The NeverEnding Story teaches kids to never stop imagining and to hope and dream or else the dourness of adulthood will make you a mindless puppet for evil. Also a good lesson to learn. What makes the plot more palatable is the empathy towards Bastian. He has a dead mother, an emotionally stunted father, bullies to contend with, and a school system that doesn’t recognize the symptoms of depression and aberrant behaviors. All he wants is some time alone to read a good book while dealing with his grief. Even Atreyu’s journey is compelling despite the fact we learn it was all in the name of getting Bastian on board with saving Fantasia. A meta twist in a children’s film is amazing.


I want to like Labyrinth more just because there’s a female protagonist. That would be wrong. Sarah isn’t even likable. She’s a brat. She’s the epitome of a selfish diva. There’s nothing about her that makes her sympathetic. Yes, she has a dead mother, but that doesn’t justify her petulance and general air of discontent. Bastian also deals with a shitty life and a dead mother, but reacts with less foot stomping. He’s a depressed kid with a tendency toward rule breaking, but I care more about him and his adventure than about Whiny McPrincesspants. Even though Sarah learns to grow up and accept responsibilities, her character ruins the majority of this otherwise entertaining film.

When put side by side, Labyrinth wins at puppetry. It ties on visual effects. Despite the fact that The NeverEnding Story outranks Labyrinth in five categories, Labyrinth remains more popular and memorable due to catchy songs, Jim Henson’s creatures, and David Bowie. I love Labyrinth, but I’m not convinced that it’s a better film than The NeverEnding Story.

You’ll just have to get over it.

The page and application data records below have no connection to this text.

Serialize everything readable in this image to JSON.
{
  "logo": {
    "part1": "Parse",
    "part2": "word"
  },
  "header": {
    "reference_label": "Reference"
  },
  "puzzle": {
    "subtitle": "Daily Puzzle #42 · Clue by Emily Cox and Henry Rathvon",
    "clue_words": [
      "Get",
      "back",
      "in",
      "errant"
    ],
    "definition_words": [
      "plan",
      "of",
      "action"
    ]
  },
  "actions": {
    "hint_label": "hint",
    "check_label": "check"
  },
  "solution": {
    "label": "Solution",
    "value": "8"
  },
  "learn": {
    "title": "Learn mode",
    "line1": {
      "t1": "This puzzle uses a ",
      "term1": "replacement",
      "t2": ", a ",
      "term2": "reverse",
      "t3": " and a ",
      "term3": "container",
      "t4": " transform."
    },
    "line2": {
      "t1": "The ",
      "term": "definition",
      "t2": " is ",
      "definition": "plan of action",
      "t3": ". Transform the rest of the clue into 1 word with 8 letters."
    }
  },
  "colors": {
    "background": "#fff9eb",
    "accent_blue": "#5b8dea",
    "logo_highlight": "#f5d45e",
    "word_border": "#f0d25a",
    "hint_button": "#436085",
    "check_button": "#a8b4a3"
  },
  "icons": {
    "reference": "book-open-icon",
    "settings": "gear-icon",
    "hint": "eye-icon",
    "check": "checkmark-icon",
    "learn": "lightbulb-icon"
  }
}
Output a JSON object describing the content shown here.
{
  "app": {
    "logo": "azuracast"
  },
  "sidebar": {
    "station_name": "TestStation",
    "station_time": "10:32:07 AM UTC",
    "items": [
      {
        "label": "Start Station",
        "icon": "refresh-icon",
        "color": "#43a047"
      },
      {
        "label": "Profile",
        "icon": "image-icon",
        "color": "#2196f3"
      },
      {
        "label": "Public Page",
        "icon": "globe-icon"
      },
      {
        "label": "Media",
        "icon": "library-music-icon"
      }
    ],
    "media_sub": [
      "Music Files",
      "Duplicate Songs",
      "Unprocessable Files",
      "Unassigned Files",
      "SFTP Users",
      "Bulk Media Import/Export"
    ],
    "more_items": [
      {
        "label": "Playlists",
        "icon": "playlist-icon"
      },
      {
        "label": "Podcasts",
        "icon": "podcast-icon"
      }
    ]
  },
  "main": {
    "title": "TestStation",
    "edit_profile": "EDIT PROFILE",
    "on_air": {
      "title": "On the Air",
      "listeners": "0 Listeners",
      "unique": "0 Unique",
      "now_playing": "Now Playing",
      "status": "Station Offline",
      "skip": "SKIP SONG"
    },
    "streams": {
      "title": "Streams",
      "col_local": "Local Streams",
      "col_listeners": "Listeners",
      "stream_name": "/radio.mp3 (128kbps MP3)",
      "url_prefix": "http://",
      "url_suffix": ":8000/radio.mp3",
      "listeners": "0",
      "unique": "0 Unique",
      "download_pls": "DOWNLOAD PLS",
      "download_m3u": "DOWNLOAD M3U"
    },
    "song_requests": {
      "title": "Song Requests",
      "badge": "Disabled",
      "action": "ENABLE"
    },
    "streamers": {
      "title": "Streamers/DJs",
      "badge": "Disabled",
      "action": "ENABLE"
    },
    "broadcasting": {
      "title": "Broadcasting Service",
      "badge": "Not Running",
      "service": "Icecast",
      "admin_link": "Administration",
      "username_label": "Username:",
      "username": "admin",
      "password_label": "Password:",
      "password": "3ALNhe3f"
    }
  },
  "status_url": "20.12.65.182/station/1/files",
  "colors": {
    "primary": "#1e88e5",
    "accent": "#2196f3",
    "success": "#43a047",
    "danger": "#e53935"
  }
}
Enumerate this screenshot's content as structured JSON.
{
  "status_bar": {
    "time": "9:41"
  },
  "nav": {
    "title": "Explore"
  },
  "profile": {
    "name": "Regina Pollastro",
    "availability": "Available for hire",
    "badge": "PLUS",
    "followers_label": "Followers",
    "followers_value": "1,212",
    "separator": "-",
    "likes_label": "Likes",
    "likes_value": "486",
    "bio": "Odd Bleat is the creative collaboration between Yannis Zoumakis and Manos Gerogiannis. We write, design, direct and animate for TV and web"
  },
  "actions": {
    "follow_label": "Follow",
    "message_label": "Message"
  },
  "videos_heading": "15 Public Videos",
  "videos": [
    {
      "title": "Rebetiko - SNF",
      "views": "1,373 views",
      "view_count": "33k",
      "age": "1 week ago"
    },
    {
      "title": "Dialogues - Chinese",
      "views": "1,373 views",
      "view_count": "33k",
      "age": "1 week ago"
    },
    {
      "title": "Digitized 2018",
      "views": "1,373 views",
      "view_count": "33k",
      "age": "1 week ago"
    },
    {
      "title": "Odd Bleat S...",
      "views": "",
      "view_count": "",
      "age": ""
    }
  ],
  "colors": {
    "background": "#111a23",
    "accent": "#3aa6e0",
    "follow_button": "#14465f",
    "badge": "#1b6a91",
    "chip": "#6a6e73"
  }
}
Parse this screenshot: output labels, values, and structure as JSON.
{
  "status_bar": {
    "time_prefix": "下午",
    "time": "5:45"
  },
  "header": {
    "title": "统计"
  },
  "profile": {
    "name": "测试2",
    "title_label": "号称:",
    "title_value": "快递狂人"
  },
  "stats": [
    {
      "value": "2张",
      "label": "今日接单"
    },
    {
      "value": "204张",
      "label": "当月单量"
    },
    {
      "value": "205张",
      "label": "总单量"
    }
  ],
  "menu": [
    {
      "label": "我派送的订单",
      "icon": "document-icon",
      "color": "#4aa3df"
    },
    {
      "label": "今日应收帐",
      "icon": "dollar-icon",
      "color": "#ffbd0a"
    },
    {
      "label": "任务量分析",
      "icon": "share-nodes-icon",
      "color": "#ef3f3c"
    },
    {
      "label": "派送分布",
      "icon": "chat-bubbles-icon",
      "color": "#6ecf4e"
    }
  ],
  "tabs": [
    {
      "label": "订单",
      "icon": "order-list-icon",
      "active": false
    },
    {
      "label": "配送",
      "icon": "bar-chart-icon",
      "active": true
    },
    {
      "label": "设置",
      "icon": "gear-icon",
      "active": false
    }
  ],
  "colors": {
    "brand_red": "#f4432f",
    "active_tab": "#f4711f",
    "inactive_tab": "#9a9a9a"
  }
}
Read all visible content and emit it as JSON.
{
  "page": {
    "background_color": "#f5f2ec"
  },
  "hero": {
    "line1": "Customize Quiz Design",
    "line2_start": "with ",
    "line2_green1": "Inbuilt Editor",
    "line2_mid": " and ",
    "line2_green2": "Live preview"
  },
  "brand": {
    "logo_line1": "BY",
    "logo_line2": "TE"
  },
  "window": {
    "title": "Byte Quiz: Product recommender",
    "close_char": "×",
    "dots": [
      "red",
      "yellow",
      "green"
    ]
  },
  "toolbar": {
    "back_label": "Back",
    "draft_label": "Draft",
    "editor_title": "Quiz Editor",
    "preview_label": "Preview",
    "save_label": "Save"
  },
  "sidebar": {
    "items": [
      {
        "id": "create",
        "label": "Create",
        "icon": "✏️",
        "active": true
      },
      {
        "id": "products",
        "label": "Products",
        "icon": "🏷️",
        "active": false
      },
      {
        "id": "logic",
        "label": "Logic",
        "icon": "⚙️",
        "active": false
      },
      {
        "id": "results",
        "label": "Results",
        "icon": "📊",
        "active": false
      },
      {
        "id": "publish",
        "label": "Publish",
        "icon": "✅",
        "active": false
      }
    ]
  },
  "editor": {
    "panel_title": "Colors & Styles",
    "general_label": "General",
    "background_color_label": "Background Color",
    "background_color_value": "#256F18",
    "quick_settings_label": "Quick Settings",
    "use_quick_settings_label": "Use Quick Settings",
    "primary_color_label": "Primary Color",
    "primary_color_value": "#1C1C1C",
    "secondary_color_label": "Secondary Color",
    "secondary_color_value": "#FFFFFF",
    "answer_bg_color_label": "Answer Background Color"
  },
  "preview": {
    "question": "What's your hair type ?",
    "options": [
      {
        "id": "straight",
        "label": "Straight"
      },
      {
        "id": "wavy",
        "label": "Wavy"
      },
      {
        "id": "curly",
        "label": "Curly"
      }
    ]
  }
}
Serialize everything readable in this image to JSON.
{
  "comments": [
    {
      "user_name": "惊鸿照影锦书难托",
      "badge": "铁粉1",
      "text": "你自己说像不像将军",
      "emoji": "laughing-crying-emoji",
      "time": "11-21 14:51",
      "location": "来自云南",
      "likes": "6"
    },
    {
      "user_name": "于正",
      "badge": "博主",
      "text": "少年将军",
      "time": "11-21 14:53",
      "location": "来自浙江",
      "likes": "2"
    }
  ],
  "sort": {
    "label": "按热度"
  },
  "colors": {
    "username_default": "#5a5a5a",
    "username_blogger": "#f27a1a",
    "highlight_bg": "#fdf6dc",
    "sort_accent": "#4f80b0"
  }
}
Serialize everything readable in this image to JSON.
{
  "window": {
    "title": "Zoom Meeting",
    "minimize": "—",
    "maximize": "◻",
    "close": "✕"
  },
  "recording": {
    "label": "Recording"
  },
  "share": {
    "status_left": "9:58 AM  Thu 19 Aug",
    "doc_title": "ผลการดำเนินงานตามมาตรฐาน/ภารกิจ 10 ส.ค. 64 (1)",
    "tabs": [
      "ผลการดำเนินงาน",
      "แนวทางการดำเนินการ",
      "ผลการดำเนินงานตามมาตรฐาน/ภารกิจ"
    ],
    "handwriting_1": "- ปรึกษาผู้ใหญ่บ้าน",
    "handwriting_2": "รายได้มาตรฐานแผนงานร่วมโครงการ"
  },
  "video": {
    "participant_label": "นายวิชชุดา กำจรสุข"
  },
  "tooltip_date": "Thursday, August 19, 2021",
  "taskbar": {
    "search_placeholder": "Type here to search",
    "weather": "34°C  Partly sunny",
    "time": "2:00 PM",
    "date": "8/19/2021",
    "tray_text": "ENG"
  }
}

Perhaps the key is the age at which you watch these films. Labyrinth was amazing to me in high school, but Sarah’s character bogs the whole thing down now that I’m older. The NeverEnding Story remains a dark film with an important and uplifting message that I related to as a child and still find pertinent. Its plot and lessons can be appreciated by young and old, making The NeverEnding Story a better film.